Katharina Reny Lestari – A human rights organization in Indonesia's restive Papua province came under attack from an unknown assailant who threw what was thought to be Molotov cocktails at its offices.
A man wearing a hat, black sweater and face mask was seen fleeing the offices of the Papua Legal Aid Institute (LBH Papua) in provincial capital Jayapura on a motorcycle just before a fire engulfed a motorcycle and scorched a car parked in the office's garage.
Nobody was reported hurt in the incident early on May 9.
LBH Papua director Emanuel Gobay told UCA News on May 10 that a wick and a plastic bag containing gasoline were found at the scene following the attack.
"We believe they were used by the perpetrator who knew the right time to attack – when things were pretty quiet," he said, adding the fire was extinguished very quickly before it had a chance to spread.
He said the attack was likely linked to rights cases involving the victimization of workers, students, tribal groups and activists his organization was working on.
"The incident also highlights the need for the government to improve protection for human rights defenders, particularly in Papua province where there are many rights violations"
"These cases include illegal logging and gun ownership. We assume that one of these cases was the motive behind the attack. But I cannot be sure," Gobay said.
"Obviously, we want the police to get to the bottom of what happened, arrest the perpetrator and tell us why we were targeted. The incident also highlights the need for the government to improve protection for human rights defenders, particularly in Papua province where there are many rights violations."
A similar attack in September 2021 targeted the Legal Aid Institute's Yogyakarta office.
The Humanity Coalition for Papua, an umbrella group of rights organizations including the Papua Franciscans' Secretariat for Justice, Peace and Integrity of Creation (JPIC), condemned the attack, calling it "an assault against democracy."
"The government must not brush this under the carpet. The government promised to deal with issues in Papua immediately, including human rights violations," the group said.
"If it is ignored, such intimidation will create a situation in which human rights defenders will always live in fear while a feeling of insecurity will pervade among the Papuan people."
Yuliana Langowuyo, executive director of the JPIC, said the incident has put her organization on full alert.
"It's not the first such attack against human rights defenders in Papua.
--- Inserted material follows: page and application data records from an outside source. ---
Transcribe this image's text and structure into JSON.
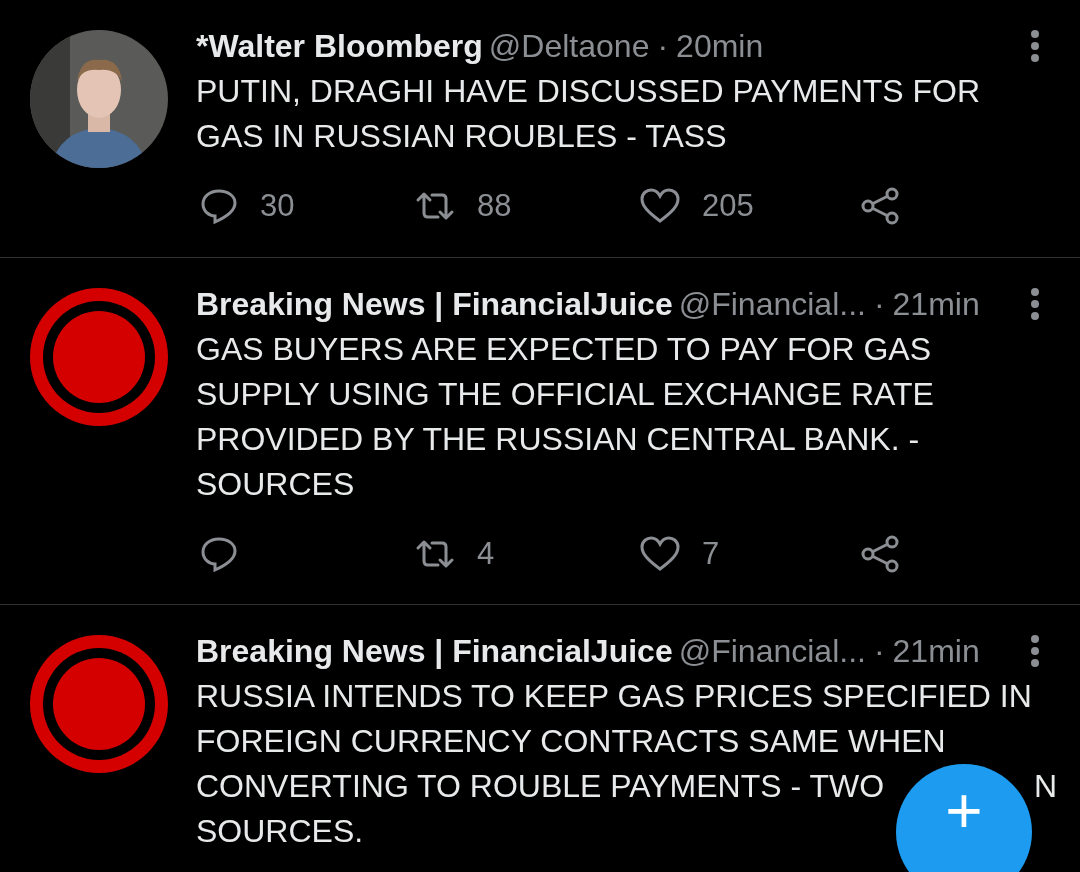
{
  "tweets": [
    {
      "name": "*Walter Bloomberg",
      "handle": "@Deltaone",
      "separator": "·",
      "time": "20min",
      "body": "PUTIN, DRAGHI HAVE DISCUSSED PAYMENTS FOR GAS IN RUSSIAN ROUBLES - TASS",
      "replies": "30",
      "retweets": "88",
      "likes": "205"
    },
    {
      "name": "Breaking News | FinancialJuice",
      "handle": "@Financial...",
      "separator": "·",
      "time": "21min",
      "avatar": {
        "kind": "logo"
      },
      "body": "GAS BUYERS ARE EXPECTED TO PAY FOR GAS SUPPLY USING THE OFFICIAL EXCHANGE RATE PROVIDED BY THE RUSSIAN CENTRAL BANK. - SOURCES",
      "retweets": "4",
      "likes": "7"
    },
    {
      "name": "Breaking News | FinancialJuice",
      "handle": "@Financial...",
      "separator": "·",
      "time": "21min",
      "avatar": {
        "kind": "logo"
      },
      "body": "RUSSIA INTENDS TO KEEP GAS PRICES SPECIFIED IN FOREIGN CURRENCY CONTRACTS SAME WHEN CONVERTING TO ROUBLE PAYMENTS - TWO",
      "body_after_cover": [
        "N",
        "SOURCES."
      ]
    }
  ],
  "compose_button": {
    "label": "+"
  }
}
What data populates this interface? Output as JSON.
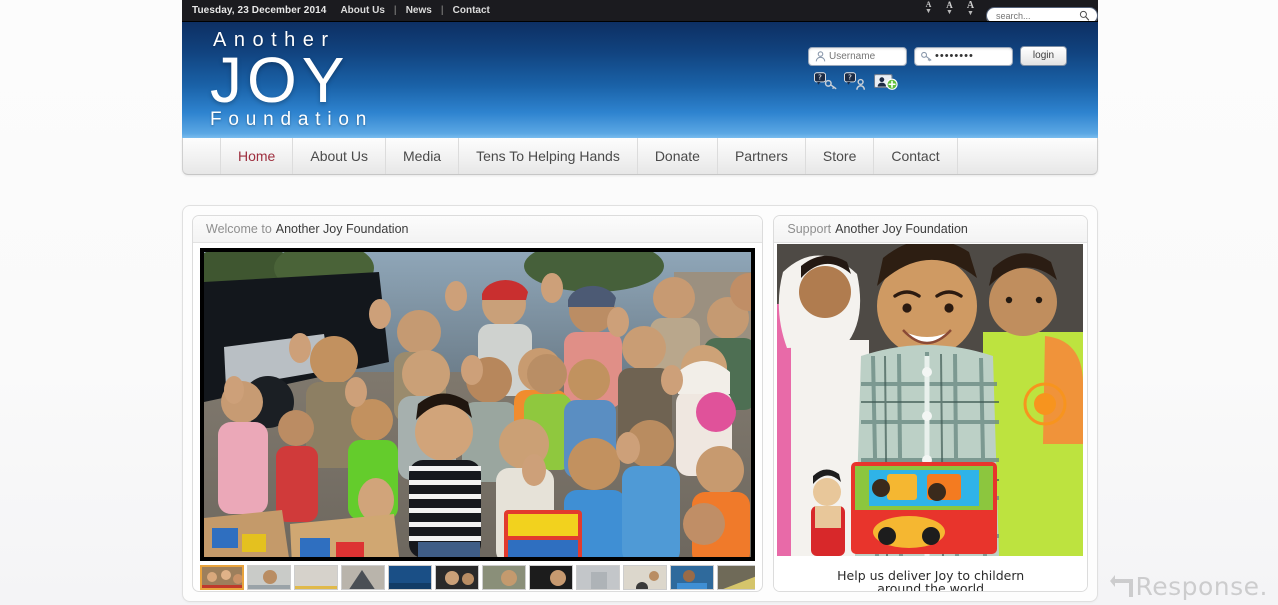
{
  "topbar": {
    "date": "Tuesday, 23 December 2014",
    "links": [
      "About Us",
      "News",
      "Contact"
    ],
    "separator": "|",
    "font_sizer": {
      "label": "A",
      "increase_icon": "font-increase-icon",
      "reset_icon": "font-reset-icon",
      "decrease_icon": "font-decrease-icon"
    },
    "search": {
      "placeholder": "search...",
      "value": "",
      "icon": "search-icon"
    }
  },
  "header": {
    "logo": {
      "line1": "Another",
      "line2": "JOY",
      "line3": "Foundation"
    },
    "login": {
      "username_placeholder": "Username",
      "username_value": "",
      "username_icon": "user-icon",
      "password_value": "••••••••",
      "password_icon": "key-icon",
      "button_label": "login",
      "help_icons": [
        "forgot-password-icon",
        "forgot-username-icon",
        "register-account-icon"
      ]
    },
    "colors": {
      "gradient_top": "#0d2f63",
      "gradient_bottom": "#79bcee"
    }
  },
  "nav": {
    "items": [
      {
        "label": "Home",
        "active": true
      },
      {
        "label": "About Us",
        "active": false
      },
      {
        "label": "Media",
        "active": false
      },
      {
        "label": "Tens To Helping Hands",
        "active": false
      },
      {
        "label": "Donate",
        "active": false
      },
      {
        "label": "Partners",
        "active": false
      },
      {
        "label": "Store",
        "active": false
      },
      {
        "label": "Contact",
        "active": false
      }
    ],
    "active_color": "#9e2e3e"
  },
  "main": {
    "left_panel": {
      "title_light": "Welcome to",
      "title_dark": "Another Joy Foundation",
      "hero_alt": "Man kneeling among many waving children with boxes of donated toys",
      "thumbnail_count": 12,
      "active_thumbnail": 1,
      "active_thumb_color": "#e8a33d"
    },
    "right_panel": {
      "title_light": "Support",
      "title_dark": "Another Joy Foundation",
      "image_alt": "Smiling boy holding a boxed toy between two other children",
      "caption_line1": "Help us deliver Joy to childern",
      "caption_line2": "around the world"
    }
  },
  "watermark": {
    "text": "Response.",
    "icon": "arrow-left-icon"
  }
}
Last year a journalist's car was badly damaged," she told UCA News.
Papua police spokesman Senior Commissioner Ahmad Mustofa Kamal called on people to stay calm and not be provoked by those looking to create chaos in the province.